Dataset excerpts
---+---
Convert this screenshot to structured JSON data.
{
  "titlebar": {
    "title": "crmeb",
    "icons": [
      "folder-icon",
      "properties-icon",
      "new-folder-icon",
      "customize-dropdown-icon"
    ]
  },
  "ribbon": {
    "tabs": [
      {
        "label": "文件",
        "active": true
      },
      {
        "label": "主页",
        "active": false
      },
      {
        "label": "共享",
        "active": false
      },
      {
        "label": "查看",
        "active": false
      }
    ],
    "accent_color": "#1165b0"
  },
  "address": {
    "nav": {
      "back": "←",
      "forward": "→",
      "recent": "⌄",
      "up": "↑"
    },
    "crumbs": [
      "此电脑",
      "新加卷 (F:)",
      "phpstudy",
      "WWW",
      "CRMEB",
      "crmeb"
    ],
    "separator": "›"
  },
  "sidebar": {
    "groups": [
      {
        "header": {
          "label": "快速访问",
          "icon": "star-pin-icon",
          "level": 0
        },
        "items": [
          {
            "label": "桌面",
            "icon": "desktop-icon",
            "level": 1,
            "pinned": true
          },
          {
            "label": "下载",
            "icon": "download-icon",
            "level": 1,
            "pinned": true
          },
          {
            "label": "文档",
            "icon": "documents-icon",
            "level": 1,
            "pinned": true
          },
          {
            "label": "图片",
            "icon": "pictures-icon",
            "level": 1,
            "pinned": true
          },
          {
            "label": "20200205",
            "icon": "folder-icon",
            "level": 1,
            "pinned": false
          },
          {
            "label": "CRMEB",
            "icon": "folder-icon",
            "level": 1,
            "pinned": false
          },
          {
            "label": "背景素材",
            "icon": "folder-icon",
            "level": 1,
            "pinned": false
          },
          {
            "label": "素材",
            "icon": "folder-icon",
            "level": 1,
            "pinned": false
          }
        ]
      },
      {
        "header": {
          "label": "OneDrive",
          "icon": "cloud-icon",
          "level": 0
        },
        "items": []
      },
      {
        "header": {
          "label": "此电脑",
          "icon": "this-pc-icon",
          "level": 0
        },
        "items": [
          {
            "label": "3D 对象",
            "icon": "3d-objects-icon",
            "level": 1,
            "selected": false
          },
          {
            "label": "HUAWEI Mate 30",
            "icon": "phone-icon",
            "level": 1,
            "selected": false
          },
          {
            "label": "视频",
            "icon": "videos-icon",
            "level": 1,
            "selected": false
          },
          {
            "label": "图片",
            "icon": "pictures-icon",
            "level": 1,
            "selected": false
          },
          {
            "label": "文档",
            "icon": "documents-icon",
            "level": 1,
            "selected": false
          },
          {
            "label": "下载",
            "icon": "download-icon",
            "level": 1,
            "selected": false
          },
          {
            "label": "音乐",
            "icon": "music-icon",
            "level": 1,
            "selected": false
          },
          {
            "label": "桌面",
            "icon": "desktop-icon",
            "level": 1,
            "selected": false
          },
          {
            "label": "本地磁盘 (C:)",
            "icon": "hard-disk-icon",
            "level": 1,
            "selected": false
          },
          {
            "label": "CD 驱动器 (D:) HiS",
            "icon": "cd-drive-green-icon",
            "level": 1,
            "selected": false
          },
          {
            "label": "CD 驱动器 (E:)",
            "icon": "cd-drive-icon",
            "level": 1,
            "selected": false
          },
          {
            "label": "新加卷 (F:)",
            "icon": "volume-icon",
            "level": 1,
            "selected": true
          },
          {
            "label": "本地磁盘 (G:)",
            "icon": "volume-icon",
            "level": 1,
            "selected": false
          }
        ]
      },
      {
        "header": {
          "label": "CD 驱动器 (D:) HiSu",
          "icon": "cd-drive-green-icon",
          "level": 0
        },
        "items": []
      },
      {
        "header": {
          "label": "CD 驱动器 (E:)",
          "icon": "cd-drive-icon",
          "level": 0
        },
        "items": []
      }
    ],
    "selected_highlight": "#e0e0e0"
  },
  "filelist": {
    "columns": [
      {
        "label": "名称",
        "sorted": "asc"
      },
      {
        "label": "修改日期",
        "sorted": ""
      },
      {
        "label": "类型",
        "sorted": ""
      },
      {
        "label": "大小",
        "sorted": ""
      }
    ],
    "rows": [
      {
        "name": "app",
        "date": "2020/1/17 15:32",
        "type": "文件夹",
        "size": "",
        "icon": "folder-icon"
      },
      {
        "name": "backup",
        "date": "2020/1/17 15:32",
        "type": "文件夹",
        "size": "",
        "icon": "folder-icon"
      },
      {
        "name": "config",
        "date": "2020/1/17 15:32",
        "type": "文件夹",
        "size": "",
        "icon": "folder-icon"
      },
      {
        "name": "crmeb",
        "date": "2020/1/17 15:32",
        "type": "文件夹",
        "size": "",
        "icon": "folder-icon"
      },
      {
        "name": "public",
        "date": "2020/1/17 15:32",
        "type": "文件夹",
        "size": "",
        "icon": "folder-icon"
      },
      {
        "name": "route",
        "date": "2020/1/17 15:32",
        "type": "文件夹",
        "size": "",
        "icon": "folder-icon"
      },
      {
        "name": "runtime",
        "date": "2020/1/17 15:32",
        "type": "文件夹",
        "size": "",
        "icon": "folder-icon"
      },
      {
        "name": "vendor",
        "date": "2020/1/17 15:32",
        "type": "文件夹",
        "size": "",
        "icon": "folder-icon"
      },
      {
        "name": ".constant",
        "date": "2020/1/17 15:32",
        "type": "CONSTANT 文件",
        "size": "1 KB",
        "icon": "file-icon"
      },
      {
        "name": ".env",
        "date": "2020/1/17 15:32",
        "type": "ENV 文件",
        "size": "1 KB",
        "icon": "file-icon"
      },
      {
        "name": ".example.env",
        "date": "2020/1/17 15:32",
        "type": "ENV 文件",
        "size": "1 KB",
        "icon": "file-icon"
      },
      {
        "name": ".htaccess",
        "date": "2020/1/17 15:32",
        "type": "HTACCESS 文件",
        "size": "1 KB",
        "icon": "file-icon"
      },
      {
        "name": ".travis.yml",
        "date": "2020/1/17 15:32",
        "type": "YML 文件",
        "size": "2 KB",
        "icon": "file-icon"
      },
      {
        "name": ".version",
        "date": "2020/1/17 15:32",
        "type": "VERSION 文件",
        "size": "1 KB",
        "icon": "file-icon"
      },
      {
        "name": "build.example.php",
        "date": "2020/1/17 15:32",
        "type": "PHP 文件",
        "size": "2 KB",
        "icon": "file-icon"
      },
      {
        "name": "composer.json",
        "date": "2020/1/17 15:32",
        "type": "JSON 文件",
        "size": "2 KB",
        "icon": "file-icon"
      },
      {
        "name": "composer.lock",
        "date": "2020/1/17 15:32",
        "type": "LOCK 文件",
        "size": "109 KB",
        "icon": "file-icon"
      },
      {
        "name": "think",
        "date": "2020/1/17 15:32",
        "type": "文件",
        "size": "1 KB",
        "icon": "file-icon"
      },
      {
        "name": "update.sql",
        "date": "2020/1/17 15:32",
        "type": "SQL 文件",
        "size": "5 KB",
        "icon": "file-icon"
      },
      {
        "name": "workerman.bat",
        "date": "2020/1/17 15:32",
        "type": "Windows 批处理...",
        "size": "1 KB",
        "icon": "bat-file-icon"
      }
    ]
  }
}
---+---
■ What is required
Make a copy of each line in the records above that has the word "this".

■ Task response
Convert this screenshot to structured JSON data.
          "icon": "this-pc-icon",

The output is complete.